Why Transit Equity Matters

Feb. 4, 2019
Today marks the birthday of Rosa Parks, who made history in 1955 when she refused to move to the back of the bus in Montgomery, Alabama.

Today marks the birthday of Rosa Parks, who made history in 1955 when she refused to move to the back of the bus in Montgomery, Alabama. The ensuing Montgomery bus boycott resulted in the landmark Supreme Court ruling that segregation on public buses was unconstitutional.

Despite the court’s decision, the question of what it meant to “ride with dignity” persisted: 15 years after the integration of Montgomery’s buses, in A Testament of Hope, Martin Luther King Jr. drew the connection between access to affordable public transit and employment opportunity.

King made the case that transit systems did not do enough to help poor people access opportunities for gainful, meaningful employment, leading him to conclude that urban transit systems were “a genuine civil rights issue.”

The importance of Dr. King’s insight -- that fundamental civil rights include more than the right to vote and ride in any seat on a bus -- has taken on new relevance in recent years. People across the country continue to fight for King’s vision of transit equity, which, in the context of climate change, has expanded to include environmental justice. Today, on Transit Equity Day, thousands of people in communities from Charleston, South Carolina to Tacoma, Washington and everywhere in between, are mobilizing to take action for “civil rights and a climate-safe future”.

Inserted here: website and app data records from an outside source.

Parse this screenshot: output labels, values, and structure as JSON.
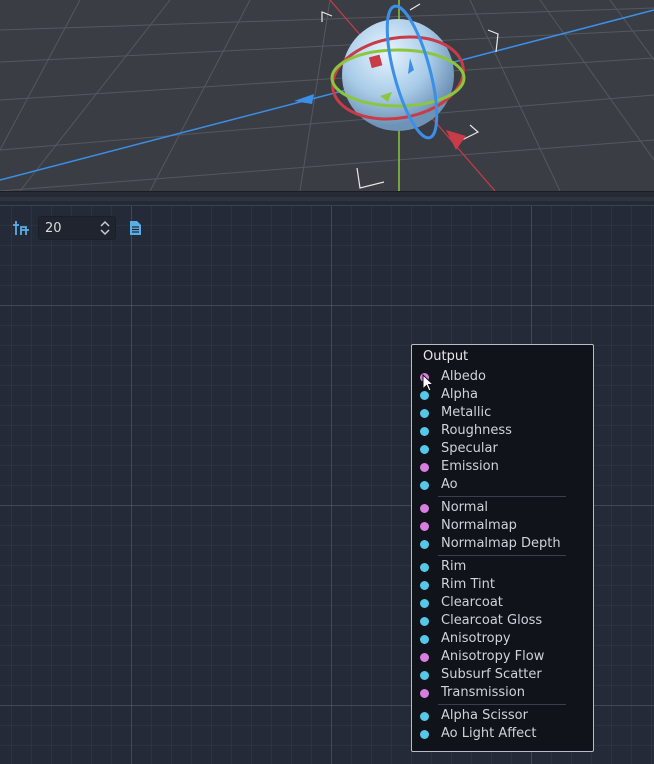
{
  "viewport": {
    "label": "3D viewport",
    "gizmo": "transform-gizmo"
  },
  "toolbar": {
    "snap_icon": "snap-grid-icon",
    "snap_value": "20",
    "spin_icon": "spinner-arrows-icon",
    "doc_icon": "document-icon"
  },
  "output_node": {
    "title": "Output",
    "ports": [
      {
        "label": "Albedo",
        "color": "#d77ee0"
      },
      {
        "label": "Alpha",
        "color": "#55c8e8"
      },
      {
        "label": "Metallic",
        "color": "#55c8e8"
      },
      {
        "label": "Roughness",
        "color": "#55c8e8"
      },
      {
        "label": "Specular",
        "color": "#55c8e8"
      },
      {
        "label": "Emission",
        "color": "#d77ee0"
      },
      {
        "label": "Ao",
        "color": "#55c8e8"
      },
      {
        "label": "Normal",
        "color": "#d77ee0"
      },
      {
        "label": "Normalmap",
        "color": "#d77ee0"
      },
      {
        "label": "Normalmap Depth",
        "color": "#55c8e8"
      },
      {
        "label": "Rim",
        "color": "#55c8e8"
      },
      {
        "label": "Rim Tint",
        "color": "#55c8e8"
      },
      {
        "label": "Clearcoat",
        "color": "#55c8e8"
      },
      {
        "label": "Clearcoat Gloss",
        "color": "#55c8e8"
      },
      {
        "label": "Anisotropy",
        "color": "#55c8e8"
      },
      {
        "label": "Anisotropy Flow",
        "color": "#d77ee0"
      },
      {
        "label": "Subsurf Scatter",
        "color": "#55c8e8"
      },
      {
        "label": "Transmission",
        "color": "#d77ee0"
      },
      {
        "label": "Alpha Scissor",
        "color": "#55c8e8"
      },
      {
        "label": "Ao Light Affect",
        "color": "#55c8e8"
      }
    ]
  },
  "colors": {
    "vector_port": "#d77ee0",
    "scalar_port": "#55c8e8",
    "axis_x": "#d0404a",
    "axis_y": "#8cc63e",
    "axis_z": "#3a8fe8"
  }
}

Central to the concept of transit equity is the notion that transit is a fundamental public good that we all benefit from, regardless of age, race, or class. Transit’s immense value to disadvantaged communities is key to King’s framing of transit as a civil right, but public transit’s cascading economic effects impact all of us. It’s true that transit systems -- and riders -- are more likely to be located in urban areas, where population density and traffic congestion make transit especially necessary. According to analysts at the Pew Research Center, 34 percent of Black people and 27 percent of Latinx people in American cities report taking public transit regularly, while 14 percent of transit passengers are white.

But transit can -- and needs to -- play an important role in other parts of America as well. In a recent poll, 85 percent of suburban respondents and 79 percent of rural respondents agreed that government should help fund public transportation. In rural communities in particular, even though populations are declining, rural transit ridership increased by three times as much as urban ridership (7.8 percent vs. 2.3 percent) between 2007 and 2015.

Rural areas have larger percentages of elderly residents and people with disabilities, two groups that have increased need for accessible public transit options -- needs which often go unmet in rural communities, where transit access is usually limited, despite demand. About one-third of the U.S. veterans who are enrolled in the Veterans Affairs health care system live in rural America, and face similar challenges around using transit to access medical care. Rural Indigenous communities face transit and transportation inequities that are broader and more challenging than those in non-Indigenous communities and present significant barriers to economic development.

Regardless of where folks live, access to public transit impacts all Americans. Transit riders are primarily between the ages of 25 to 64 -- the years when people are starting new careers, building families, and getting ready for retirement. Access to job opportunities is key during that time. Research by planning experts Dan Chatman and Robert Noland shows that increasing public transit allows greater numbers of workers to connect more efficiently with a wider array of jobs, which increases wages and economic activity. Transit allows all this to happen because buses and rail cars can carry workers in and around cities more efficiently than personal vehicles. The effect is strongest in large cities that already have robust transit systems, and would probably be enhanced by policies that encourage equitable development around transit hubs -- something that planners in Fort Worth have an eye on. The Fort Worth City Council is getting closer to breaking ground on a diverse portfolio of real-estate developments designed to provide walkable access to the area’s commuter rail for people who prefer transit to driving.  

The power of Rosa Parks’ activism and the Montgomery bus boycott still feels fresh today. Thanks to her, and many others, support for robust, accessible, and well-connected public transit systems continues to thrive across the country.

To learn more about Transit Equity Day, visit the Labor Sustainability Network here

Christy Veeder is the National Program Director at Jobs to Move America. Her work focuses on increasing awareness and support for equitable, high-road job opportunities in the manufacturing sector.